Rev. Dr. Portia W. Rochelle Rev. Dr. Portia W. Rochelle
Now that N.C. NAACP Pres. Rev. William Barber will stay on until the October conference elections, the picture is beginning to become clearer as to who is vying to succeed him.

Rev. Dr. Portia W. Rochelle, president of the Raleigh-Apex NAACP Chapter, announced in a July 7 campaign letter that she is now a candidate for the post, joining Rev. Dr. T. Anthony Spearman of Greensboro, the only other announced candidate.

“…I am a hard worker, community leader, NAACP laborer, a mother, and a G’ma (grandmother),” Rev. Rochelle wrote. “It is my belief that if we are truly sold out to fighting for justice we must see ourselves as stakeholders,” she continued. “Stakeholders not only have a passion to succeed but must become risk takers. They take action/risks for the betterment of the movement.”

“Please consider me to lead the mighty N.C. NAACP. I look forward to working with you as a stakeholder in this movement.”

Under the theme, “Stakeholders are risk takers!” Rev. Rochelle calls herself “…a servant to all…” and “…a warrior in His great name not mine.”

“I must bear fruit, fruit that will lead, and teach others”

As NC NAACP president, Rev. Rochelle vows to represent “…those who deal with social injustices… those that don’t know how to fight for their rights and those that fight and need help.”

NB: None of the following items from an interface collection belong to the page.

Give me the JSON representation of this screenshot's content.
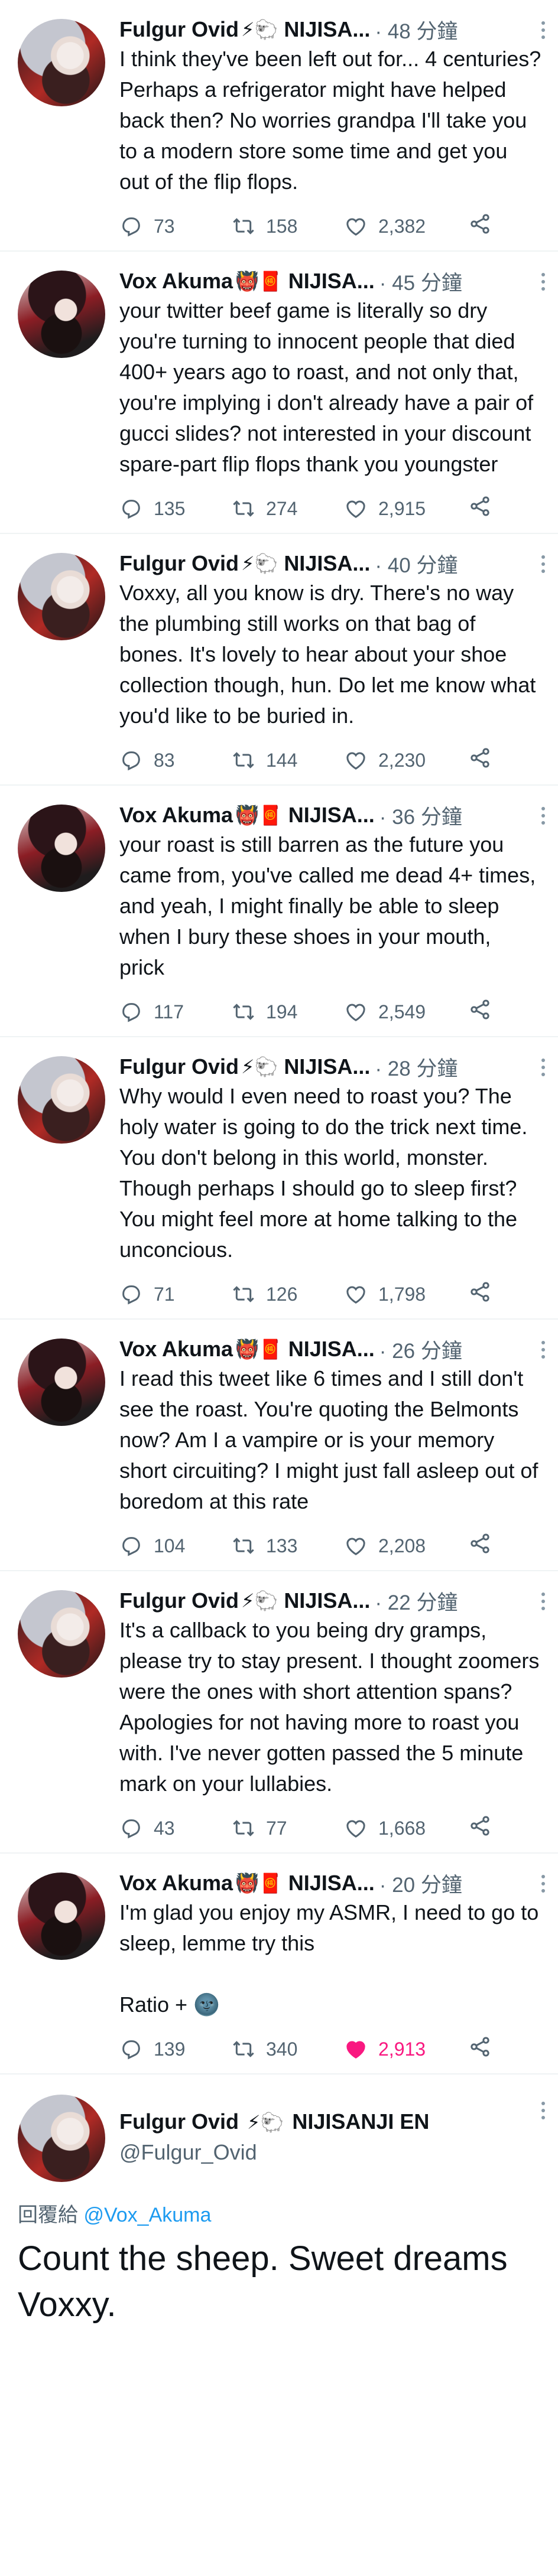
{
  "tweets": [
    {
      "author": "Fulgur Ovid",
      "emojis": "⚡🐑",
      "handle": "NIJISA...",
      "time": "· 48 分鐘",
      "text": "I think they've been left out for... 4 centuries? Perhaps a refrigerator might have helped back then? No worries grandpa I'll take you to a modern store some time and get you out of the flip flops.",
      "replies": "73",
      "retweets": "158",
      "likes": "2,382",
      "liked": false
    },
    {
      "author": "Vox Akuma",
      "emojis": "👹🧧",
      "handle": "NIJISA...",
      "time": "· 45 分鐘",
      "text": "your twitter beef game is literally so dry you're turning to innocent people that died 400+ years ago to roast, and not only that, you're implying i don't already have a pair of gucci slides? not interested in your discount spare-part flip flops thank you youngster",
      "replies": "135",
      "retweets": "274",
      "likes": "2,915",
      "liked": false
    },
    {
      "author": "Fulgur Ovid",
      "emojis": "⚡🐑",
      "handle": "NIJISA...",
      "time": "· 40 分鐘",
      "text": "Voxxy, all you know is dry. There's no way the plumbing still works on that bag of bones. It's lovely to hear about your shoe collection though, hun. Do let me know what you'd like to be buried in.",
      "replies": "83",
      "retweets": "144",
      "likes": "2,230",
      "liked": false
    },
    {
      "author": "Vox Akuma",
      "emojis": "👹🧧",
      "handle": "NIJISA...",
      "time": "· 36 分鐘",
      "text": "your roast is still barren as the future you came from, you've called me dead 4+ times, and yeah, I might finally be able to sleep when I bury these shoes in your mouth, prick",
      "replies": "117",
      "retweets": "194",
      "likes": "2,549",
      "liked": false
    },
    {
      "author": "Fulgur Ovid",
      "emojis": "⚡🐑",
      "handle": "NIJISA...",
      "time": "· 28 分鐘",
      "text": "Why would I even need to roast you? The holy water is going to do the trick next time. You don't belong in this world, monster. Though perhaps I should go to sleep first? You might feel more at home talking to the unconcious.",
      "replies": "71",
      "retweets": "126",
      "likes": "1,798",
      "liked": false
    },
    {
      "author": "Vox Akuma",
      "emojis": "👹🧧",
      "handle": "NIJISA...",
      "time": "· 26 分鐘",
      "text": "I read this tweet like 6 times and I still don't see the roast. You're quoting the Belmonts now? Am I a vampire or is your memory short circuiting? I might just fall asleep out of boredom at this rate",
      "replies": "104",
      "retweets": "133",
      "likes": "2,208",
      "liked": false
    },
    {
      "author": "Fulgur Ovid",
      "emojis": "⚡🐑",
      "handle": "NIJISA...",
      "time": "· 22 分鐘",
      "text": "It's a callback to you being dry gramps, please try to stay present. I thought zoomers were the ones with short attention spans? Apologies for not having more to roast you with. I've never gotten passed the 5 minute mark on your lullabies.",
      "replies": "43",
      "retweets": "77",
      "likes": "1,668",
      "liked": false
    },
    {
      "author": "Vox Akuma",
      "emojis": "👹🧧",
      "handle": "NIJISA...",
      "time": "· 20 分鐘",
      "text": "I'm glad you enjoy my ASMR, I need to go to sleep, lemme try this\n\nRatio + 🌚",
      "replies": "139",
      "retweets": "340",
      "likes": "2,913",
      "liked": true
    }
  ],
  "main_tweet": {
    "author": "Fulgur Ovid",
    "emojis": "⚡🐑",
    "org": "NIJISANJI EN",
    "handle": "@Fulgur_Ovid",
    "reply_prefix": "回覆給 ",
    "reply_to": "@Vox_Akuma",
    "text": "Count the sheep. Sweet dreams Voxxy."
  },
  "colors": {
    "like_active": "#f91880",
    "link": "#1d9bf0",
    "muted": "#536471"
  }
}
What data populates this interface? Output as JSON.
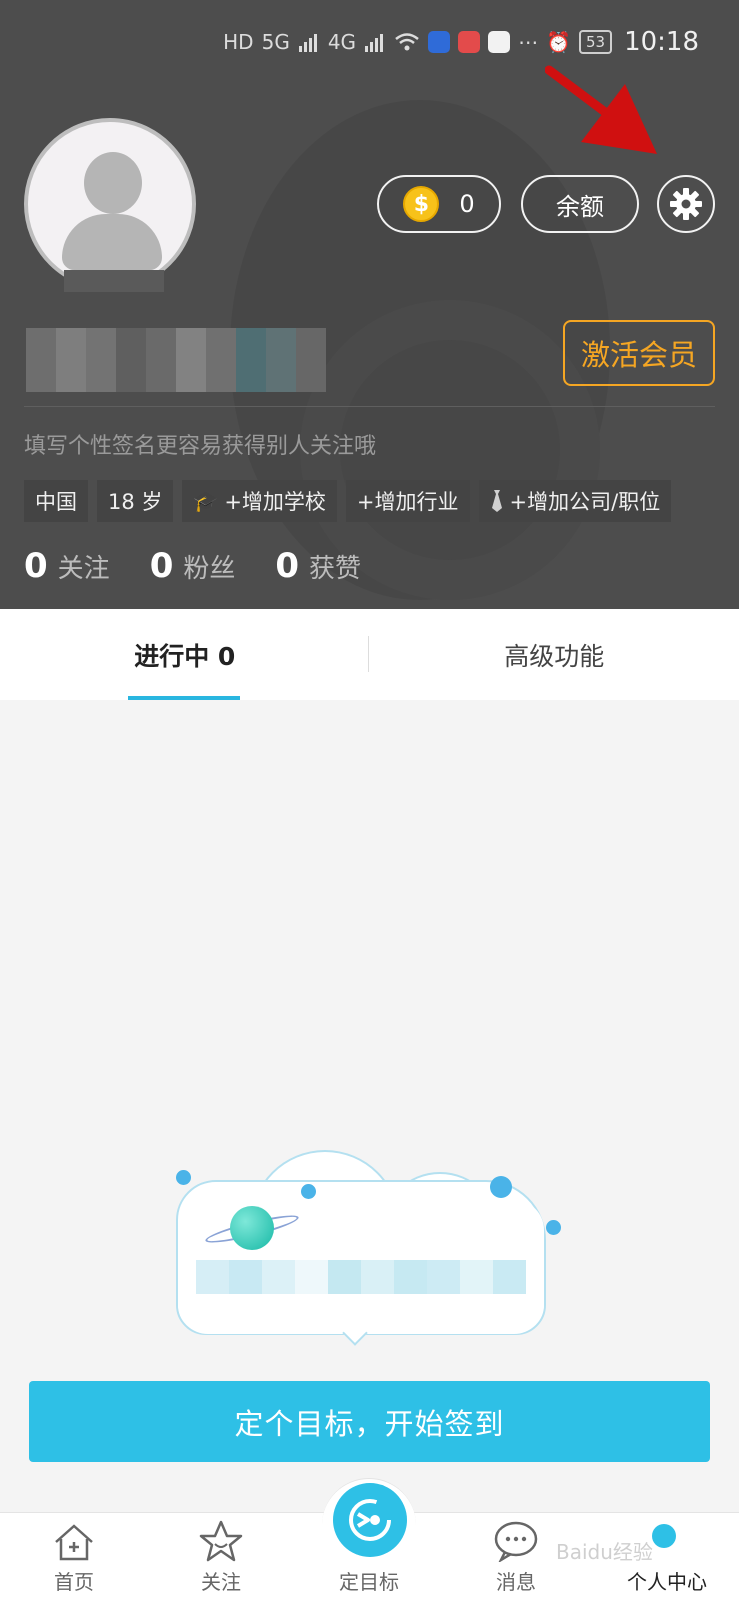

If elected in October, Rochelle says she would build up local and regional branches, and get churches more involved to promote social justice ministries. Rev. Rochelle also promised that the NAACP under her leadership would continue to “hit the streets” with marches and demonstrations “…to bring attention to egregious policies and injustices.”

She also wants to “Build a millennium coalition,” wanting to make the civil rights organization “relevant” to those who are “…angry, confused, and don’t know which social justice organization to join.”

Rev. Rochelle is a native of Fuquay-Varina, and has served as president of the Raleigh-Apex NAACP for the past nine years. She has also been in the ministry for 20 years, receiving her Master of Divinity Degree from Shaw University Divinity School in 2002. During her study at Shaw, she received numerous scholarships and awards.

She received a Doctor of Ministry Degree from Drew University in 2012.

Besides Rev. Rochelle, others in the top leadership of the N.C. NAACP are expected to throw their hats into the October elections to succeed Rev. Barber, who will step down then after 12 years at the helm to join the national Poor People’s Campaign.

Rev. Barber was expected to give his endorsement for successor originally after he announced he was “transitioning” from N.C. NAACP leadership in May, but then postponed that intention after he was asked to stay on a while longer, and agreed.